Task to complete -
Retype all entries exactly as they stand, excluding pictures.
################
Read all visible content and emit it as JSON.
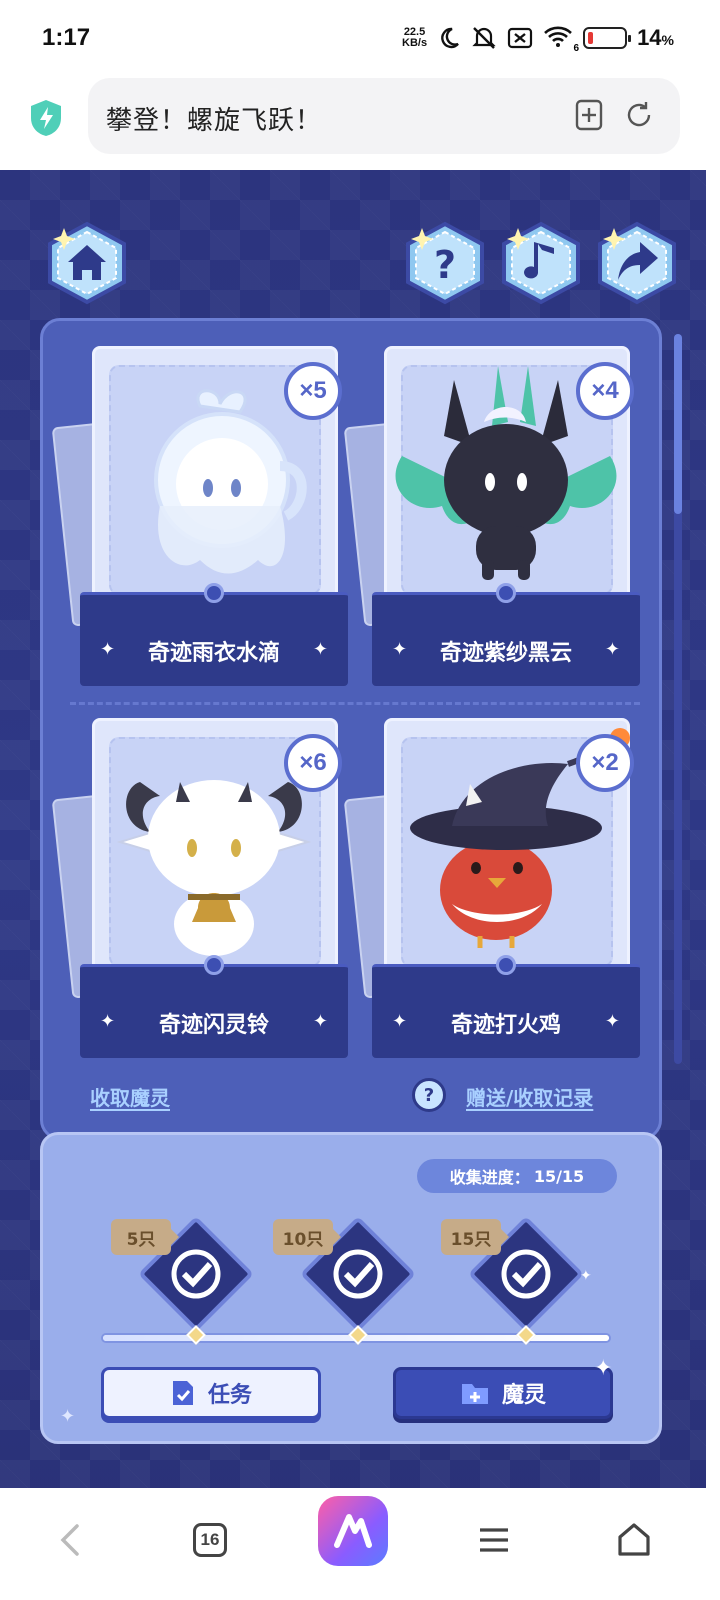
{
  "status_bar": {
    "time": "1:17",
    "net_speed_value": "22.5",
    "net_speed_unit": "KB/s",
    "icons": [
      "moon-icon",
      "mute-icon",
      "sim-off-icon",
      "wifi-icon"
    ],
    "wifi_badge": "6",
    "battery_percent": "14",
    "battery_level": 0.14,
    "battery_color": "#e53935"
  },
  "browser": {
    "page_title": "攀登！螺旋飞跃！",
    "add_tab_icon": "add-bookmark-icon",
    "reload_icon": "reload-icon",
    "shield_color": "#4fcfb8"
  },
  "game": {
    "top_buttons": [
      "home-icon",
      "help-icon",
      "music-icon",
      "share-icon"
    ],
    "cards": [
      {
        "name": "奇迹雨衣水滴",
        "count": "×5"
      },
      {
        "name": "奇迹紫纱黑云",
        "count": "×4"
      },
      {
        "name": "奇迹闪灵铃",
        "count": "×6"
      },
      {
        "name": "奇迹打火鸡",
        "count": "×2"
      }
    ],
    "collect_link": "收取魔灵",
    "history_link": "赠送/收取记录",
    "help_mark": "?",
    "progress_label": "收集进度：",
    "progress_value": "15/15",
    "progress_fraction": 1.0,
    "milestones": [
      {
        "label": "5只",
        "done": true
      },
      {
        "label": "10只",
        "done": true
      },
      {
        "label": "15只",
        "done": true
      }
    ],
    "task_button": "任务",
    "spirit_button": "魔灵",
    "accent": "#3b4db5"
  },
  "navbar": {
    "tab_count": "16",
    "items": [
      "back-icon",
      "tabs-icon",
      "app-logo-icon",
      "menu-icon",
      "home-icon"
    ]
  }
}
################
Exercise response -
Read all visible content and emit it as JSON.
{
  "status_bar": {
    "time": "1:17",
    "net_speed_value": "22.5",
    "net_speed_unit": "KB/s",
    "icons": [
      "moon-icon",
      "mute-icon",
      "sim-off-icon",
      "wifi-icon"
    ],
    "wifi_badge": "6",
    "battery_percent": "14",
    "battery_level": 0.14,
    "battery_color": "#e53935"
  },
  "browser": {
    "page_title": "攀登！螺旋飞跃！",
    "add_tab_icon": "add-bookmark-icon",
    "reload_icon": "reload-icon",
    "shield_color": "#4fcfb8"
  },
  "game": {
    "top_buttons": [
      "home-icon",
      "help-icon",
      "music-icon",
      "share-icon"
    ],
    "cards": [
      {
        "name": "奇迹雨衣水滴",
        "count": "×5"
      },
      {
        "name": "奇迹紫纱黑云",
        "count": "×4"
      },
      {
        "name": "奇迹闪灵铃",
        "count": "×6"
      },
      {
        "name": "奇迹打火鸡",
        "count": "×2"
      }
    ],
    "collect_link": "收取魔灵",
    "history_link": "赠送/收取记录",
    "help_mark": "?",
    "progress_label": "收集进度：",
    "progress_value": "15/15",
    "progress_fraction": 1.0,
    "milestones": [
      {
        "label": "5只",
        "done": true
      },
      {
        "label": "10只",
        "done": true
      },
      {
        "label": "15只",
        "done": true
      }
    ],
    "task_button": "任务",
    "spirit_button": "魔灵",
    "accent": "#3b4db5"
  },
  "navbar": {
    "tab_count": "16",
    "items": [
      "back-icon",
      "tabs-icon",
      "app-logo-icon",
      "menu-icon",
      "home-icon"
    ]
  }
}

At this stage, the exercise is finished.